* Record set
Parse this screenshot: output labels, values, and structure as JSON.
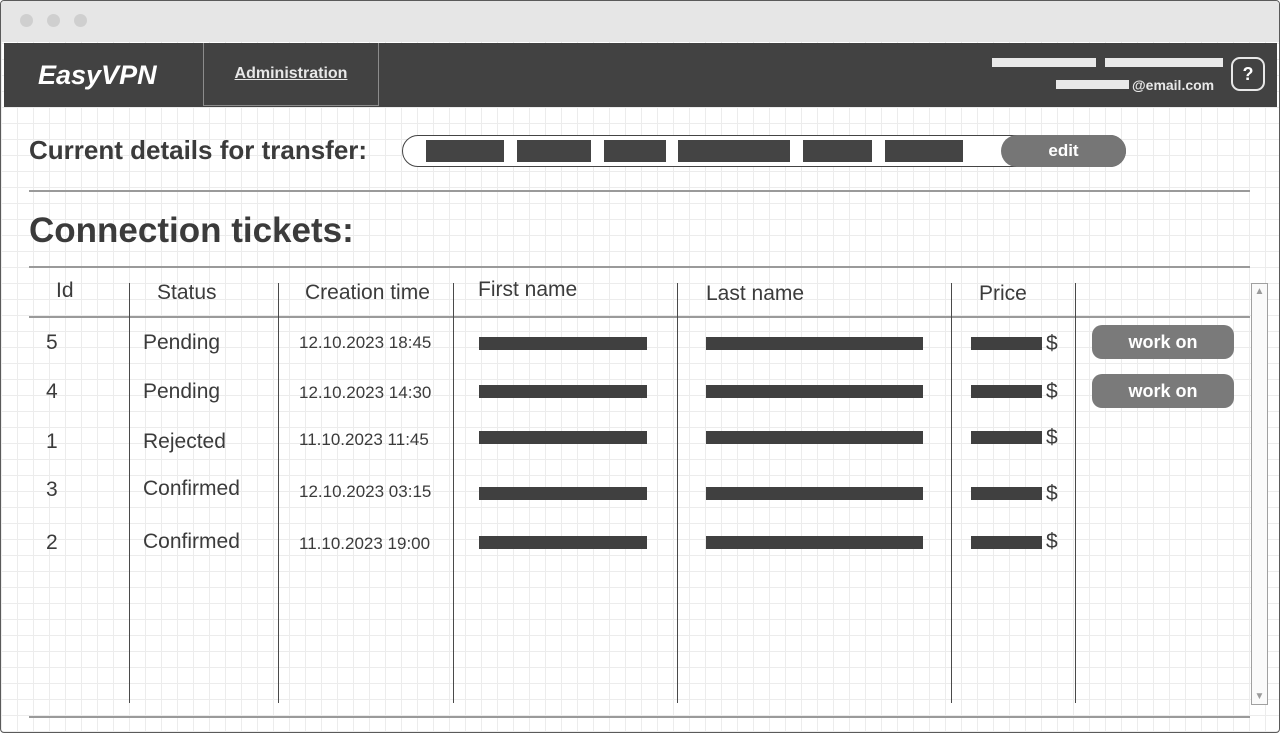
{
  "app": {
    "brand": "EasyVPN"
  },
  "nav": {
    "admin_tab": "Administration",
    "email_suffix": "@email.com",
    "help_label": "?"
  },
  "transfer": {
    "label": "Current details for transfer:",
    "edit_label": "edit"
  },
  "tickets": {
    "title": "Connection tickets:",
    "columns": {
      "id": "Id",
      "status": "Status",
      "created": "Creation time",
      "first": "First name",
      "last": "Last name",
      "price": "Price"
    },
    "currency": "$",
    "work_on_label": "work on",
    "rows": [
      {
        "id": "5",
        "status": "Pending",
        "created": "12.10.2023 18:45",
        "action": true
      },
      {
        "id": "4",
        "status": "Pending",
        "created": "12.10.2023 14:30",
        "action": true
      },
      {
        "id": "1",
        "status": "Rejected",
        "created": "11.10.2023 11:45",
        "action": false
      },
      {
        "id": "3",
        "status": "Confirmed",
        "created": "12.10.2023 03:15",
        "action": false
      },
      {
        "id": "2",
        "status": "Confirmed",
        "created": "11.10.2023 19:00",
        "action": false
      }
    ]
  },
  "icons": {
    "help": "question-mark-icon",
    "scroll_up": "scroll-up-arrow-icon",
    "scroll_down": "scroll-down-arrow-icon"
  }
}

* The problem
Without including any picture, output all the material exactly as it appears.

* Response area
Parse this screenshot: output labels, values, and structure as JSON.
{
  "app": {
    "brand": "EasyVPN"
  },
  "nav": {
    "admin_tab": "Administration",
    "email_suffix": "@email.com",
    "help_label": "?"
  },
  "transfer": {
    "label": "Current details for transfer:",
    "edit_label": "edit"
  },
  "tickets": {
    "title": "Connection tickets:",
    "columns": {
      "id": "Id",
      "status": "Status",
      "created": "Creation time",
      "first": "First name",
      "last": "Last name",
      "price": "Price"
    },
    "currency": "$",
    "work_on_label": "work on",
    "rows": [
      {
        "id": "5",
        "status": "Pending",
        "created": "12.10.2023 18:45",
        "action": true
      },
      {
        "id": "4",
        "status": "Pending",
        "created": "12.10.2023 14:30",
        "action": true
      },
      {
        "id": "1",
        "status": "Rejected",
        "created": "11.10.2023 11:45",
        "action": false
      },
      {
        "id": "3",
        "status": "Confirmed",
        "created": "12.10.2023 03:15",
        "action": false
      },
      {
        "id": "2",
        "status": "Confirmed",
        "created": "11.10.2023 19:00",
        "action": false
      }
    ]
  },
  "icons": {
    "help": "question-mark-icon",
    "scroll_up": "scroll-up-arrow-icon",
    "scroll_down": "scroll-down-arrow-icon"
  }
}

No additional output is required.